A&M Insight: The relaxed rules under the CARES Act governing excess business losses have been under attack by progressive lawmakers since day one. While the Rescue Plan extended the time period during which the use of business losses to offset nonbusiness income is limited, it is unlikely that this change will satisfy the lawmakers who have been calling for retroactive repeal of the CARES Act provisions for months. Therefore, additional modifications may be featured in future Democratic tax bills.

A Third Round of Stimulus Payments

The Rescue Plan would provide individual taxpayers an advance refundable income tax credit against their 2021 tax liability in the amount of $1,400 ($2,800 for joint returns), increased in either case by $1,400 for each dependent of the taxpayer.

The Senate’s version of the legislation adopts stricter income eligibility requirements (and correspondingly faster phaseouts) than those included in the House-passed bill or those imposed by the CAA. Specifically, the amount of the credit would be reduced (but not below zero) by 28% (i.e., by $28 for every $100) of the taxpayer’s AGI that exceeds:

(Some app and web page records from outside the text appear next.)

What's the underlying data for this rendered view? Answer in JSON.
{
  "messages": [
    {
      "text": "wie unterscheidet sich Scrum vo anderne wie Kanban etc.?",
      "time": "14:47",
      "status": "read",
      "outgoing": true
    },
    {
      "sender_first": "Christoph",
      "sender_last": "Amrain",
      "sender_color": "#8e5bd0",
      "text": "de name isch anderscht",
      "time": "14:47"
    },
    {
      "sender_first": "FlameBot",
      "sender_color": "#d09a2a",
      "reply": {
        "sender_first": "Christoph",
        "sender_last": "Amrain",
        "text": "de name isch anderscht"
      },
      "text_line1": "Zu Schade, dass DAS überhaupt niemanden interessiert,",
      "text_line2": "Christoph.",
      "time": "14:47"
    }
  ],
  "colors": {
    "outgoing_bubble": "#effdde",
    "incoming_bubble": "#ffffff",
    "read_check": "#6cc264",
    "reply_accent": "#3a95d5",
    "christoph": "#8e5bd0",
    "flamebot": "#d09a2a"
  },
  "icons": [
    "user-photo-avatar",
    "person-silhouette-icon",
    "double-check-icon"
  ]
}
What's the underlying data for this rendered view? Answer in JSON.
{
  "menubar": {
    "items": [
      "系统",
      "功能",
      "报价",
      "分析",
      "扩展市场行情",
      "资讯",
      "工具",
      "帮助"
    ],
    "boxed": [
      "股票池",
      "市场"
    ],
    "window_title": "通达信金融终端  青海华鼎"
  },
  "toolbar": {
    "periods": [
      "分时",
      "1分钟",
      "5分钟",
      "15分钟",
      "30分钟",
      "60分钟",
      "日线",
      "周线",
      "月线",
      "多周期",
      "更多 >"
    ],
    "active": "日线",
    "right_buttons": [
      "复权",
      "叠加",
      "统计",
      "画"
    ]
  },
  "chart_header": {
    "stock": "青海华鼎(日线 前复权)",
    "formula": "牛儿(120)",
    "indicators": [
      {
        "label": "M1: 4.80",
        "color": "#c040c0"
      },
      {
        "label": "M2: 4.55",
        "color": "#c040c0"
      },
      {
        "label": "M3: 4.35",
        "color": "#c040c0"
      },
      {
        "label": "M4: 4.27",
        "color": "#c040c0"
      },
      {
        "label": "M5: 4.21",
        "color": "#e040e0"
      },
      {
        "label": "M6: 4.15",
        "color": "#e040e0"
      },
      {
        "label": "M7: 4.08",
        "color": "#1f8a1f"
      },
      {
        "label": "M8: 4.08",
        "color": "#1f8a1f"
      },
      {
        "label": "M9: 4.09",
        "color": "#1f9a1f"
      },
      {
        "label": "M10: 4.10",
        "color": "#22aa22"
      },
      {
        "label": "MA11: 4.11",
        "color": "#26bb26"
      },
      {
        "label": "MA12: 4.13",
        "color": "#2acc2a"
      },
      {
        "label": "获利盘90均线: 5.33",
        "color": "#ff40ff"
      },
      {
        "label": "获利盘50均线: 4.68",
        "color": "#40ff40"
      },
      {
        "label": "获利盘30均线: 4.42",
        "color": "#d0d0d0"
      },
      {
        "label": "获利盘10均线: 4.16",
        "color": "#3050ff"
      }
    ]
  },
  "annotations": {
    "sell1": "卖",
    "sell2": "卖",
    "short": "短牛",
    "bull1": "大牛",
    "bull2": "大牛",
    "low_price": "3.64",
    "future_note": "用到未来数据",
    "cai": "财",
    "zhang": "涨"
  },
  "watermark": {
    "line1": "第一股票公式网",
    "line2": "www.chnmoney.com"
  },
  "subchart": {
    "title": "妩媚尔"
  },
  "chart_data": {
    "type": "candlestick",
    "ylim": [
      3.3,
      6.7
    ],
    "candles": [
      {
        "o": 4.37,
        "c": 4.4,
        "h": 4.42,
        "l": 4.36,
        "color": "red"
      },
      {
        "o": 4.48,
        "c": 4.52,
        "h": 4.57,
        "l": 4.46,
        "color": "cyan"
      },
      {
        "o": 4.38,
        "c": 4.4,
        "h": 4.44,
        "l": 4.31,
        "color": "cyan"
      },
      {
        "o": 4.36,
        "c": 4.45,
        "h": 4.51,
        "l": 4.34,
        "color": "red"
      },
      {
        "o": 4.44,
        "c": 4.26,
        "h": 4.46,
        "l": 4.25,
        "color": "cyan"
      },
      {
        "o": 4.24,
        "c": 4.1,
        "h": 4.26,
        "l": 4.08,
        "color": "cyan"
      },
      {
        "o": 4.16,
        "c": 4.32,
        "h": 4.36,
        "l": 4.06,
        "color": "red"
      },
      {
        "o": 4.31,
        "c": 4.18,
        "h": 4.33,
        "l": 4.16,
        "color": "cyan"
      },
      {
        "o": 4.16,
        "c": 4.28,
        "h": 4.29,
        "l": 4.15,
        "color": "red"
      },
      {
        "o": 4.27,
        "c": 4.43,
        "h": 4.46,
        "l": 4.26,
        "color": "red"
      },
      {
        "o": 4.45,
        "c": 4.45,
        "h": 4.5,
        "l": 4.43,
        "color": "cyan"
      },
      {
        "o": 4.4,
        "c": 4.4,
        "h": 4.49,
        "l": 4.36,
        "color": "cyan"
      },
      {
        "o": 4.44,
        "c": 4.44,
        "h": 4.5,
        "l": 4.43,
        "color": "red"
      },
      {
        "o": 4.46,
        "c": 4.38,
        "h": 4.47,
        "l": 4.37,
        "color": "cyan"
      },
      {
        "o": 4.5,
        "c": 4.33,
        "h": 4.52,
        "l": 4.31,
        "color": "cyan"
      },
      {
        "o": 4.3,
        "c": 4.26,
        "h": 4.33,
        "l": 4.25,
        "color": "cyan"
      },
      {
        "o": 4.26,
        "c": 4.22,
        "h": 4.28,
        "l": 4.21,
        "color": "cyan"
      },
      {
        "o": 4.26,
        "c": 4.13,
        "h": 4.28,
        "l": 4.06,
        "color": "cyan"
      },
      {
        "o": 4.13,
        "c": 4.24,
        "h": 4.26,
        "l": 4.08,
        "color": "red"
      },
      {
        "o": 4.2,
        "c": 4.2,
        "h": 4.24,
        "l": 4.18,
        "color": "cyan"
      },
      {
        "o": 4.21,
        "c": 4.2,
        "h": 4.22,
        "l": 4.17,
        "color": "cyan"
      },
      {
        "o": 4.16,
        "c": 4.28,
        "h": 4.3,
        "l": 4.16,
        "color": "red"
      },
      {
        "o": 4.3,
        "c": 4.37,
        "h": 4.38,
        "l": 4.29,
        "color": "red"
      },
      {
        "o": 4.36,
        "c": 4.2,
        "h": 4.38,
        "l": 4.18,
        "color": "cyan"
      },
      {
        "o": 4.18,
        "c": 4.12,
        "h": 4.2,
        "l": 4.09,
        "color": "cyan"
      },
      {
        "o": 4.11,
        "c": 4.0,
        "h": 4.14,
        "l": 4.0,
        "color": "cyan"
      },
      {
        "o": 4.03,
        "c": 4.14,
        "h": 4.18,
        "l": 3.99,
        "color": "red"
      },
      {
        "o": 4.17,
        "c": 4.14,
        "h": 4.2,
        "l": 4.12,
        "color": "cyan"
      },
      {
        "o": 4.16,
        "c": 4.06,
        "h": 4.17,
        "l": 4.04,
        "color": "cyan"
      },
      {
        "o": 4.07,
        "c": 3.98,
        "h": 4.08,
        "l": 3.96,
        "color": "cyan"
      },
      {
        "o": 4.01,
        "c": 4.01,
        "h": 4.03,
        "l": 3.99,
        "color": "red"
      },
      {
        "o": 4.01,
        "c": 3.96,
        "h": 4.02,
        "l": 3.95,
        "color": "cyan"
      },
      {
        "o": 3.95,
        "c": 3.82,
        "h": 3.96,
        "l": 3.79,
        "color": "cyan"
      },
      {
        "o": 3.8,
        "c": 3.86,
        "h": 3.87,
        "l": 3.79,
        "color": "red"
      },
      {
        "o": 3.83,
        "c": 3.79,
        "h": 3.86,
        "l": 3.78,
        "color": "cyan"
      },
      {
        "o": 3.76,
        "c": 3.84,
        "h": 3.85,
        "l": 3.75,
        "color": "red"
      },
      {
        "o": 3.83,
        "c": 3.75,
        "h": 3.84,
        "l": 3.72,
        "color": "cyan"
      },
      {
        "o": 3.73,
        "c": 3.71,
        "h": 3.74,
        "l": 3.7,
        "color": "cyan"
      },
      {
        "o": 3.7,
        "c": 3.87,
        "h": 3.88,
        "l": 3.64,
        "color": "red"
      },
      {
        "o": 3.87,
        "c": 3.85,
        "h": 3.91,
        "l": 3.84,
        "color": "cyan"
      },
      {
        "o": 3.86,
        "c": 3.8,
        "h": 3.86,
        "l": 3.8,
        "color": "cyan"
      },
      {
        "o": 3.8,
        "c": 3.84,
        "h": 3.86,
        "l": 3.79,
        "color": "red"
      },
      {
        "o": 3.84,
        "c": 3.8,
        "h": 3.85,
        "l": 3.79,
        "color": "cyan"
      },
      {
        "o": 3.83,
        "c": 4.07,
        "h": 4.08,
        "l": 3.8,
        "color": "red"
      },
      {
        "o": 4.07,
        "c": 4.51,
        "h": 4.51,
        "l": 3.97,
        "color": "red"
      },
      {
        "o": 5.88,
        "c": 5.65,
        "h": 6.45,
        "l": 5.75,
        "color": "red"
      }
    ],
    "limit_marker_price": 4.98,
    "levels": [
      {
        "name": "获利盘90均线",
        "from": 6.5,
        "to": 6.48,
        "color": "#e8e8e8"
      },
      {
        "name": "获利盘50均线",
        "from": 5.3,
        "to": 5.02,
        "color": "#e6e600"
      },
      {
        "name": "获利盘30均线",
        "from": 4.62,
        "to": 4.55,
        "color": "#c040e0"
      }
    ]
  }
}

  • $150,000 if the taxpayer’s filing status is married filing jointly;
  • $112,500 if the taxpayer’s filing status is head of household; and
  • $75,000 for all other taxpayers.

For taxpayers with dependents, consistent with the previous rounds of direct payments, the thresholds are slightly higher.

A&M Insight: Moderate Senate Democrats, such as Sen. Joe Manchin, successfully lobbied for more targeted stimulus payments, which resulted in the Senate’s rejection of the House-passed Rescue Plan’s significantly higher phaseout thresholds. However, despite the Senate’s changes, this round of direct payments is still the most generous round of payments yet. For example, under the Rescue Plan, college-age and other adult dependents would be able to qualify for a stimulus payment.

Noticeably Absent Provisions 

Some of the provisions missing from the Rescue Plan are just as interesting as the provisions included in it. The Rescue Plan would not repeal the CARES Act’s net operating loss provisions, nor would it repeal the TCJA’s $10,000 cap on state and local tax deductions. Although Senate Majority Leader Chuck Schumer has called for lifting the SALT cap, President Biden has remained quiet on the issue. However, Biden Administration officials, including Treasury Secretary Janet Yellen, have left the door open for future action.

A&M Insight: These proposals will likely be considered should Democrats pursue their own version of tax reform later this year. As discussed previously, Democrats may use reconciliation to pass not one, but two tax bills this year, which means a second partisan measure is all but guaranteed. A&M expects tax to continue to be a central component of many pieces of legislation and would be happy to discuss how the proposals described above as well as other tax law proposals currently under consideration may affect you.

A&M Tax Says

Much like The Offspring’s classic track “Come Out and Play,” congressional Democrats are hoping their historic economic stimulus package, the second largest in American history, will help the U.S. economy come out of the doldrums caused by the coronavirus pandemic and stay open for business once and for all. This alert highlights just a few of the items within the Rescue Plan. As mentioned above, the Rescue Plan is based largely on the House-passed version of the legislation, with a few notable modifications. The House expects to vote on and pass the Senate’s Rescue Plan as soon as today. Please contact your trusted A&M Tax adviser if you have any questions regarding the Rescue Plan, including how it applies to your particular situation. Because much of the relief proposed in the Rescue Plan is limited in duration, the time to act is now.